Among the entries below, find the lines holding "content" and copy them.

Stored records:
————

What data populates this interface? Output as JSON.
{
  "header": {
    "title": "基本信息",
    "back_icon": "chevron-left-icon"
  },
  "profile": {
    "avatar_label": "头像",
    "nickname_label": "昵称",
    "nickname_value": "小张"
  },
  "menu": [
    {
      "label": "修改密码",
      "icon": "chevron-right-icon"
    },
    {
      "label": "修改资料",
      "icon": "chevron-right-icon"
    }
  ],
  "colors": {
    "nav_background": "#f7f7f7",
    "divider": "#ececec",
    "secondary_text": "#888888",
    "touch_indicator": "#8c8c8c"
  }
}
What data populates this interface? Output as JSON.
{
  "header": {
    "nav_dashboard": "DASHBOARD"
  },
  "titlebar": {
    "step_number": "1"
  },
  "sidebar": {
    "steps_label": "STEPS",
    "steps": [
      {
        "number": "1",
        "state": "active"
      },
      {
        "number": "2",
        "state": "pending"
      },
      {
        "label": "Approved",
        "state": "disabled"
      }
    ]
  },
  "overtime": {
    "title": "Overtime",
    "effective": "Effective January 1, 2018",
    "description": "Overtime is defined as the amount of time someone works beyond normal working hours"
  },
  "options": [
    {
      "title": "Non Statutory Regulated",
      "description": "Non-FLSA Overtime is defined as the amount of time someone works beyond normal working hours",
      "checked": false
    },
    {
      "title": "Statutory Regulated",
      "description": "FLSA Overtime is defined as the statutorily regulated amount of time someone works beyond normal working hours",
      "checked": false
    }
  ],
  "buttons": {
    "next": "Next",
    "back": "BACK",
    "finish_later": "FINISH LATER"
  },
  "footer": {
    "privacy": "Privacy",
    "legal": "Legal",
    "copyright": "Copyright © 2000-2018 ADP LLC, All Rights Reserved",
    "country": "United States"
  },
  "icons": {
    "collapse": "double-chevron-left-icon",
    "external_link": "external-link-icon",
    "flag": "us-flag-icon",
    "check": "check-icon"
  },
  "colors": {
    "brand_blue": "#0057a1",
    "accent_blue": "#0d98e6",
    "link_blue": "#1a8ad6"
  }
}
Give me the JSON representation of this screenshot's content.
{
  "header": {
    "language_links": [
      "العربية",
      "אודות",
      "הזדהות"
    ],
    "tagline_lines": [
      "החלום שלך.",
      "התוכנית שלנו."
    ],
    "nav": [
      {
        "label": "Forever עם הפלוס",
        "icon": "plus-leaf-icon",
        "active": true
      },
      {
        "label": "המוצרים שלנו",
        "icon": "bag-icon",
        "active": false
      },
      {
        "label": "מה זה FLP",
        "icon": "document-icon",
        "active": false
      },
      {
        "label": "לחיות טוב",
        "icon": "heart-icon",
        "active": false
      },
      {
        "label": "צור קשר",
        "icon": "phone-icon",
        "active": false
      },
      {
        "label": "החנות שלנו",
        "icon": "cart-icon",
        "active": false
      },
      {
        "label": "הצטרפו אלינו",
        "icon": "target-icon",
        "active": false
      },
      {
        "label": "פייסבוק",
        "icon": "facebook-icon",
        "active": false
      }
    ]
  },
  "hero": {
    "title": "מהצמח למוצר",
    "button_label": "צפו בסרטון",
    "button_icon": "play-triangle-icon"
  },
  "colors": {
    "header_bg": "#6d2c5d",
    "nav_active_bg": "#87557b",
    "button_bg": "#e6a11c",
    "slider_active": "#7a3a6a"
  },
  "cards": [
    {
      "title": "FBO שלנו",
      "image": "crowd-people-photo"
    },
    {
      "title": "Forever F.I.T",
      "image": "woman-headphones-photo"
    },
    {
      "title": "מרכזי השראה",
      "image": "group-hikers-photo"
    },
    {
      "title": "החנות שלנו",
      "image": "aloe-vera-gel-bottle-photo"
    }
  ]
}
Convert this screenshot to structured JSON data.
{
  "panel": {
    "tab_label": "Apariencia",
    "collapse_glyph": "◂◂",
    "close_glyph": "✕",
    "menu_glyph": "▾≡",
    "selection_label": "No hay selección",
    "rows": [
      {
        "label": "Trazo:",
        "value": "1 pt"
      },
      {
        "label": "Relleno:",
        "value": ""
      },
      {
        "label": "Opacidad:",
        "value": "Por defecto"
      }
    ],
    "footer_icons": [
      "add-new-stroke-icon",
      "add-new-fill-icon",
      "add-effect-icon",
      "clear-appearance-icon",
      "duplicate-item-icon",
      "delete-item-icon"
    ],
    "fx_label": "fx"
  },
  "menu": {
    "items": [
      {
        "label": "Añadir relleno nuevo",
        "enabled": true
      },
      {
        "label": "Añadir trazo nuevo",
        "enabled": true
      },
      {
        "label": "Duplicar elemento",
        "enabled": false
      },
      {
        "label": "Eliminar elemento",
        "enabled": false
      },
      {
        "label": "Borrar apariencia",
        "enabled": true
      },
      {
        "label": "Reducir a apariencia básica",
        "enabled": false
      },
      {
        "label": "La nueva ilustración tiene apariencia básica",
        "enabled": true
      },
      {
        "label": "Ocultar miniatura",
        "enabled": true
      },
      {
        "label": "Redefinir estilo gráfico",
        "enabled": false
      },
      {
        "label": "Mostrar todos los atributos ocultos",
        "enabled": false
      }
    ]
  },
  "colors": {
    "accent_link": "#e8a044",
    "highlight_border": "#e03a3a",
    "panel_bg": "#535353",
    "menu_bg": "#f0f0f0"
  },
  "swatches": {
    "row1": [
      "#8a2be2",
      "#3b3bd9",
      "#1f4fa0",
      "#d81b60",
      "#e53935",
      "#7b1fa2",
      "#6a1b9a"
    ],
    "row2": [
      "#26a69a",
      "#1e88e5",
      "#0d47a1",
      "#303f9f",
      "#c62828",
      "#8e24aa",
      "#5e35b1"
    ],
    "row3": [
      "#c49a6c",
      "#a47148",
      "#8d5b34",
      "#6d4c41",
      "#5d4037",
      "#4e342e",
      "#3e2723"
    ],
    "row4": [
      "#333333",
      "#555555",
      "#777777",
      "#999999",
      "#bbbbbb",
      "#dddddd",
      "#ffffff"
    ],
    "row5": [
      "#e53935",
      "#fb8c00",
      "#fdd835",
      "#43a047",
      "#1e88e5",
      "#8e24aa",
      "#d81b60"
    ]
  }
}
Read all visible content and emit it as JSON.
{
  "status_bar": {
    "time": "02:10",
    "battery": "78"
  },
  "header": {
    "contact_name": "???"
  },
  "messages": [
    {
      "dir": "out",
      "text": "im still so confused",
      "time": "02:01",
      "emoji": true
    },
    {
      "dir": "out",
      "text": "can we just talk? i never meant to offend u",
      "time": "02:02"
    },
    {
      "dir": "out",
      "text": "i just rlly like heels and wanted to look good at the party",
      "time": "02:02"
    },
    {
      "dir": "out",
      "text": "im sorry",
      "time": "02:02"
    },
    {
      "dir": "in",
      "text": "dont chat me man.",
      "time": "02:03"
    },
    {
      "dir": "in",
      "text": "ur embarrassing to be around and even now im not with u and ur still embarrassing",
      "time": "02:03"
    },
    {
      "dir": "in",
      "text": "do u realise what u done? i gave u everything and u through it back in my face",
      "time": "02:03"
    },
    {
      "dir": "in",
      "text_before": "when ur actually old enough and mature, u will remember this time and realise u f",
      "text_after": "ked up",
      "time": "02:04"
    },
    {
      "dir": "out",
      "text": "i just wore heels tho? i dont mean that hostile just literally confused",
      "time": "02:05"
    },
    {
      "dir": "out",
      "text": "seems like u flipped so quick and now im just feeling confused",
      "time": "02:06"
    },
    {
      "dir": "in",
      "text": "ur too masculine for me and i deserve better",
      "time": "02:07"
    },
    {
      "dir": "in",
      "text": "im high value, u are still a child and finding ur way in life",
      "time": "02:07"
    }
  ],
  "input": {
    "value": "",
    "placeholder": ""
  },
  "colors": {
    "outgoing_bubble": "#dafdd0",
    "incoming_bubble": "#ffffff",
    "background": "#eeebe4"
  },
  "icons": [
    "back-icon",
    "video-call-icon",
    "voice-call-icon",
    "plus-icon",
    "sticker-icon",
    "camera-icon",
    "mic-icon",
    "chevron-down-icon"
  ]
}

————

◆ **Task response**
Give me the JSON representation of this screenshot's content.
Read all visible content and emit it as JSON.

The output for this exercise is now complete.